[Listed entries Boundary: Start]
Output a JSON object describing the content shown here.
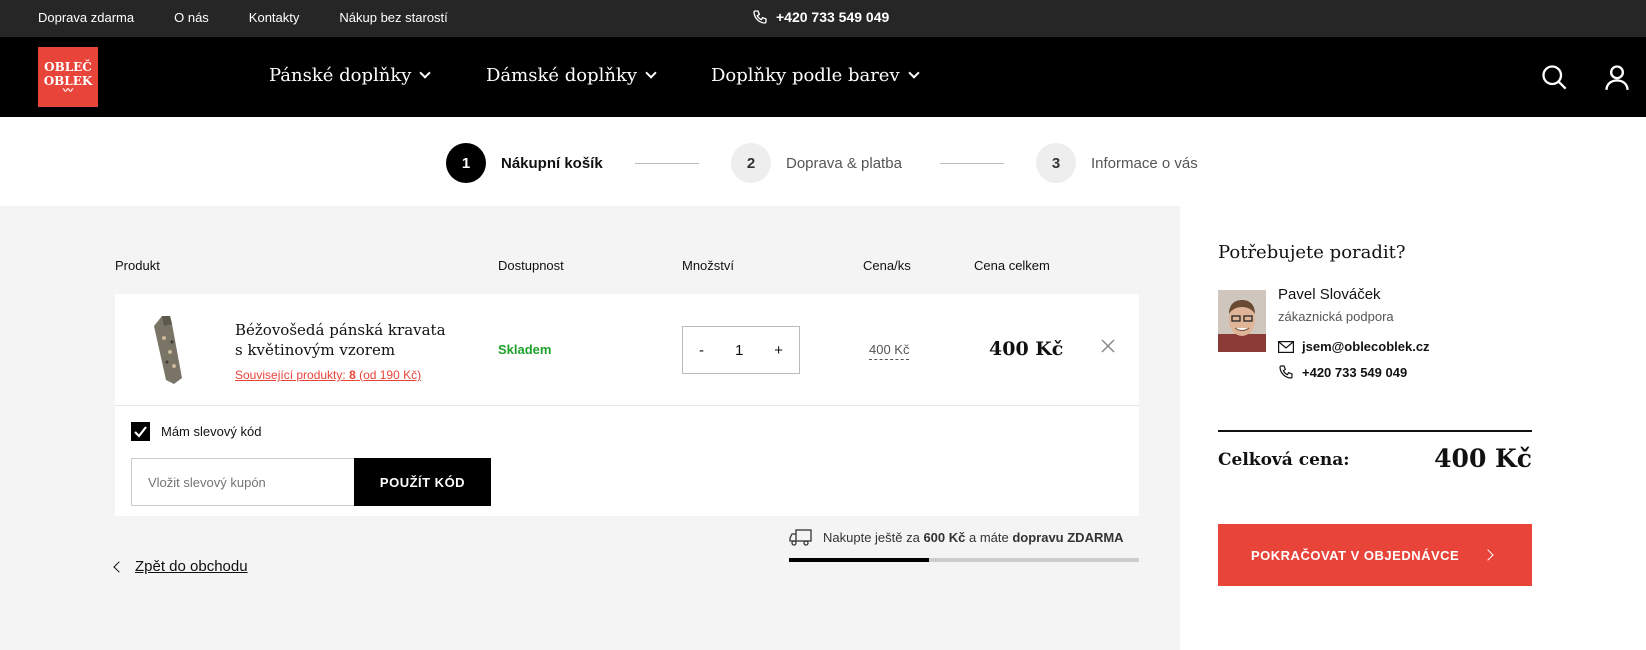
{
  "topbar": {
    "links": [
      "Doprava zdarma",
      "O nás",
      "Kontakty",
      "Nákup bez starostí"
    ],
    "phone": "+420 733 549 049"
  },
  "logo": {
    "line1": "OBLEČ",
    "line2": "OBLEK"
  },
  "nav": {
    "items": [
      "Pánské doplňky",
      "Dámské doplňky",
      "Doplňky podle barev"
    ],
    "icons": [
      "search-icon",
      "user-icon"
    ]
  },
  "steps": [
    {
      "num": "1",
      "label": "Nákupní košík"
    },
    {
      "num": "2",
      "label": "Doprava & platba"
    },
    {
      "num": "3",
      "label": "Informace o vás"
    }
  ],
  "table": {
    "headers": [
      "Produkt",
      "Dostupnost",
      "Množství",
      "Cena/ks",
      "Cena celkem"
    ],
    "item": {
      "name": "Béžovošedá pánská kravata s květinovým vzorem",
      "related_prefix": "Související produkty: ",
      "related_count": "8",
      "related_suffix": " (od 190 Kč)",
      "availability": "Skladem",
      "quantity": "1",
      "minus": "-",
      "plus": "+",
      "unit_price": "400 Kč",
      "total_price": "400 Kč"
    }
  },
  "coupon": {
    "checkbox_label": "Mám slevový kód",
    "placeholder": "Vložit slevový kupón",
    "button": "POUŽÍT KÓD"
  },
  "back_link": "Zpět do obchodu",
  "shipping": {
    "prefix": "Nakupte ještě za ",
    "amount": "600 Kč",
    "middle": " a máte ",
    "suffix": "dopravu ZDARMA",
    "progress": 0.4
  },
  "support": {
    "heading": "Potřebujete poradit?",
    "name": "Pavel Slováček",
    "role": "zákaznická podpora",
    "email": "jsem@oblecoblek.cz",
    "phone": "+420 733 549 049"
  },
  "summary": {
    "label": "Celková cena:",
    "value": "400 Kč",
    "continue_button": "POKRAČOVAT V OBJEDNÁVCE"
  },
  "colors": {
    "brand": "#e8443a",
    "stock": "#1fa12b",
    "dark": "#000000"
  }
}
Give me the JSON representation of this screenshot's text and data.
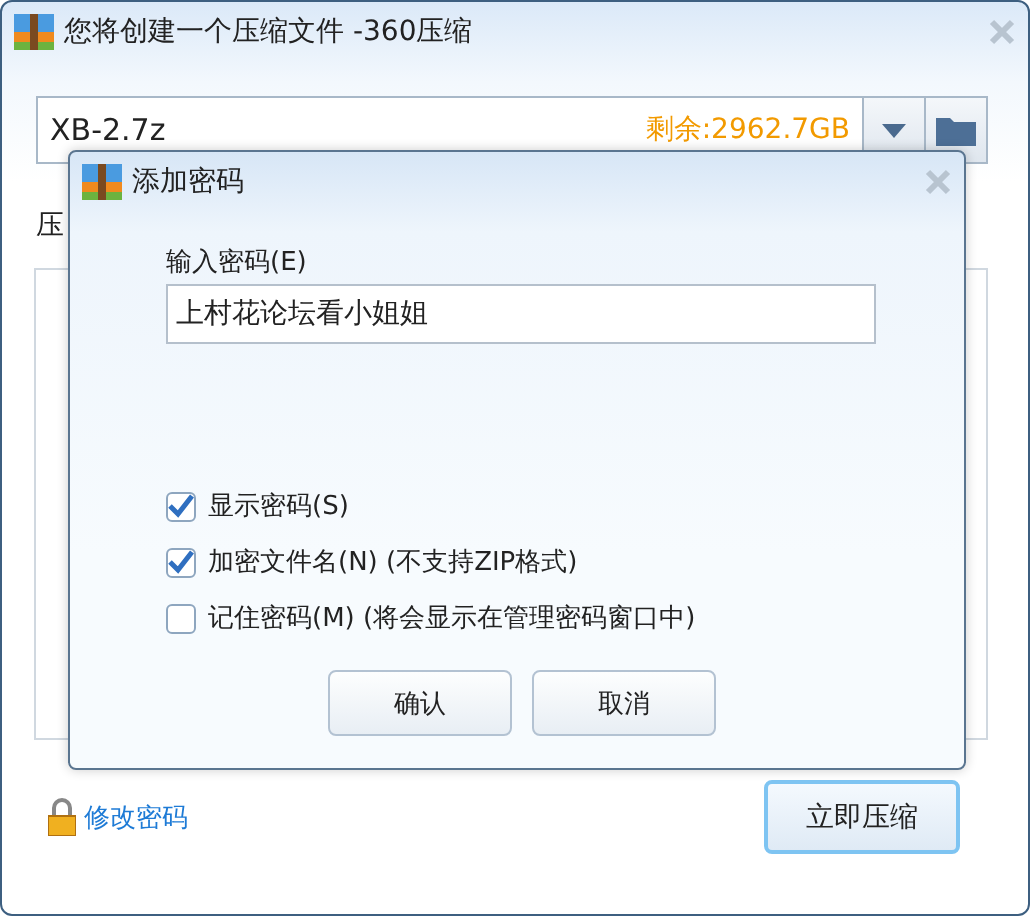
{
  "window": {
    "title": "您将创建一个压缩文件 -360压缩"
  },
  "path_field": {
    "value": "XB-2.7z",
    "free_space": "剩余:2962.7GB"
  },
  "section_label": "压",
  "dialog": {
    "title": "添加密码",
    "password_label": "输入密码(E)",
    "password": "上村花论坛看小姐姐",
    "options": [
      {
        "label": "显示密码(S)",
        "checked": true
      },
      {
        "label": "加密文件名(N) (不支持ZIP格式)",
        "checked": true
      },
      {
        "label": "记住密码(M) (将会显示在管理密码窗口中)",
        "checked": false
      }
    ],
    "buttons": [
      "确认",
      "取消"
    ]
  },
  "change_password_link": "修改密码",
  "compress_button": "立即压缩"
}
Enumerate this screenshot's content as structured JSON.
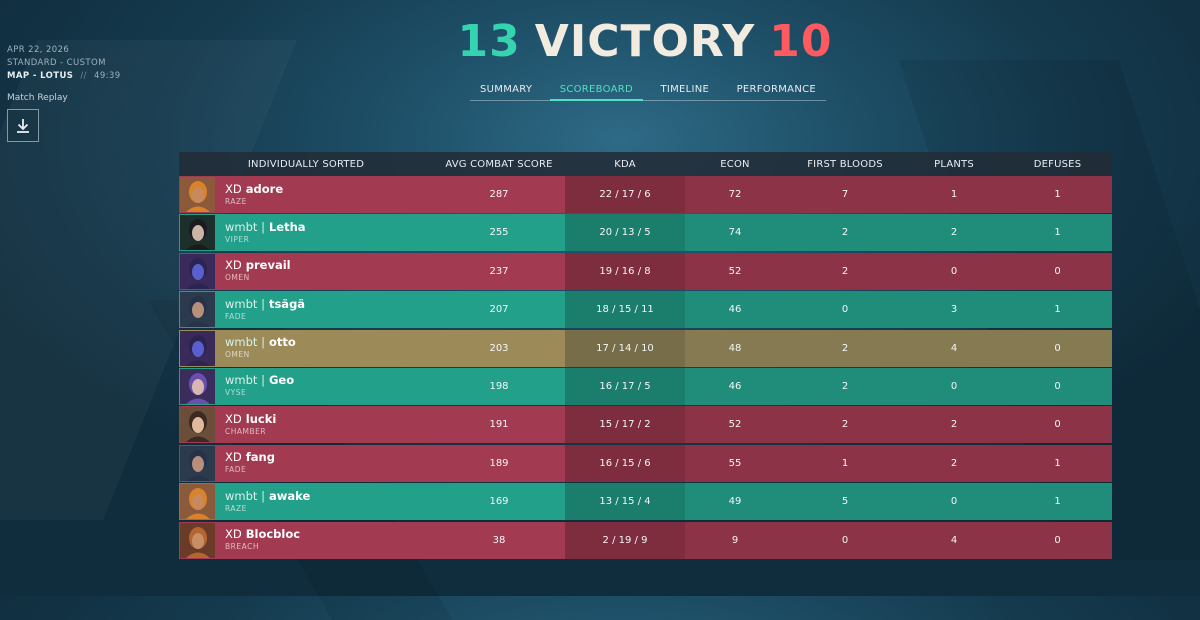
{
  "meta": {
    "date": "APR 22, 2026",
    "mode": "STANDARD - CUSTOM",
    "map": "MAP - LOTUS",
    "separator": "//",
    "duration": "49:39"
  },
  "replay": {
    "label": "Match Replay",
    "icon": "download-icon"
  },
  "header": {
    "score_team": "13",
    "result": "VICTORY",
    "score_enemy": "10",
    "colors": {
      "team": "#35d3b0",
      "enemy": "#ff5a5f",
      "result": "#f2ece0"
    }
  },
  "tabs": [
    {
      "label": "SUMMARY",
      "active": false
    },
    {
      "label": "SCOREBOARD",
      "active": true
    },
    {
      "label": "TIMELINE",
      "active": false
    },
    {
      "label": "PERFORMANCE",
      "active": false
    }
  ],
  "columns": [
    "INDIVIDUALLY SORTED",
    "AVG COMBAT SCORE",
    "KDA",
    "ECON",
    "FIRST BLOODS",
    "PLANTS",
    "DEFUSES"
  ],
  "rows": [
    {
      "team_tag": "XD",
      "name": "adore",
      "agent": "RAZE",
      "acs": "287",
      "kda": "22 / 17 / 6",
      "econ": "72",
      "fb": "7",
      "plants": "1",
      "defuses": "1",
      "side": "red",
      "avatar": {
        "bg": "#8a5a3a",
        "hair": "#d9822b",
        "skin": "#c68a5e"
      }
    },
    {
      "team_tag": "wmbt |",
      "name": "Letha",
      "agent": "VIPER",
      "acs": "255",
      "kda": "20 / 13 / 5",
      "econ": "74",
      "fb": "2",
      "plants": "2",
      "defuses": "1",
      "side": "green",
      "avatar": {
        "bg": "#1c2f2b",
        "hair": "#1b1b1f",
        "skin": "#c9b4a6"
      }
    },
    {
      "team_tag": "XD",
      "name": "prevail",
      "agent": "OMEN",
      "acs": "237",
      "kda": "19 / 16 / 8",
      "econ": "52",
      "fb": "2",
      "plants": "0",
      "defuses": "0",
      "side": "red",
      "avatar": {
        "bg": "#3a2a5a",
        "hair": "#2b2350",
        "skin": "#5a5fd0"
      }
    },
    {
      "team_tag": "wmbt |",
      "name": "tsägä",
      "agent": "FADE",
      "acs": "207",
      "kda": "18 / 15 / 11",
      "econ": "46",
      "fb": "0",
      "plants": "3",
      "defuses": "1",
      "side": "green",
      "avatar": {
        "bg": "#2b3b4d",
        "hair": "#26324a",
        "skin": "#b88f7a"
      }
    },
    {
      "team_tag": "wmbt |",
      "name": "otto",
      "agent": "OMEN",
      "acs": "203",
      "kda": "17 / 14 / 10",
      "econ": "48",
      "fb": "2",
      "plants": "4",
      "defuses": "0",
      "side": "gold",
      "avatar": {
        "bg": "#3a2a5a",
        "hair": "#2b2350",
        "skin": "#5a5fd0"
      }
    },
    {
      "team_tag": "wmbt |",
      "name": "Geo",
      "agent": "VYSE",
      "acs": "198",
      "kda": "16 / 17 / 5",
      "econ": "46",
      "fb": "2",
      "plants": "0",
      "defuses": "0",
      "side": "green",
      "avatar": {
        "bg": "#3b2d5b",
        "hair": "#6a4fb0",
        "skin": "#d7b7b0"
      }
    },
    {
      "team_tag": "XD",
      "name": "lucki",
      "agent": "CHAMBER",
      "acs": "191",
      "kda": "15 / 17 / 2",
      "econ": "52",
      "fb": "2",
      "plants": "2",
      "defuses": "0",
      "side": "red",
      "avatar": {
        "bg": "#6a4e3a",
        "hair": "#3a2a22",
        "skin": "#e0b99a"
      }
    },
    {
      "team_tag": "XD",
      "name": "fang",
      "agent": "FADE",
      "acs": "189",
      "kda": "16 / 15 / 6",
      "econ": "55",
      "fb": "1",
      "plants": "2",
      "defuses": "1",
      "side": "red",
      "avatar": {
        "bg": "#2b3b4d",
        "hair": "#26324a",
        "skin": "#b88f7a"
      }
    },
    {
      "team_tag": "wmbt |",
      "name": "awake",
      "agent": "RAZE",
      "acs": "169",
      "kda": "13 / 15 / 4",
      "econ": "49",
      "fb": "5",
      "plants": "0",
      "defuses": "1",
      "side": "green",
      "avatar": {
        "bg": "#8a5a3a",
        "hair": "#d9822b",
        "skin": "#c68a5e"
      }
    },
    {
      "team_tag": "XD",
      "name": "Blocbloc",
      "agent": "BREACH",
      "acs": "38",
      "kda": "2 / 19 / 9",
      "econ": "9",
      "fb": "0",
      "plants": "4",
      "defuses": "0",
      "side": "red",
      "avatar": {
        "bg": "#6b3b2a",
        "hair": "#b5652e",
        "skin": "#c98e68"
      }
    }
  ]
}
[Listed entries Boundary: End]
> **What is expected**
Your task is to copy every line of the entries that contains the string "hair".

> **Solution to this task**
        "hair": "#d9822b",
        "hair": "#1b1b1f",
        "hair": "#2b2350",
        "hair": "#26324a",
        "hair": "#2b2350",
        "hair": "#6a4fb0",
        "hair": "#3a2a22",
        "hair": "#26324a",
        "hair": "#d9822b",
        "hair": "#b5652e",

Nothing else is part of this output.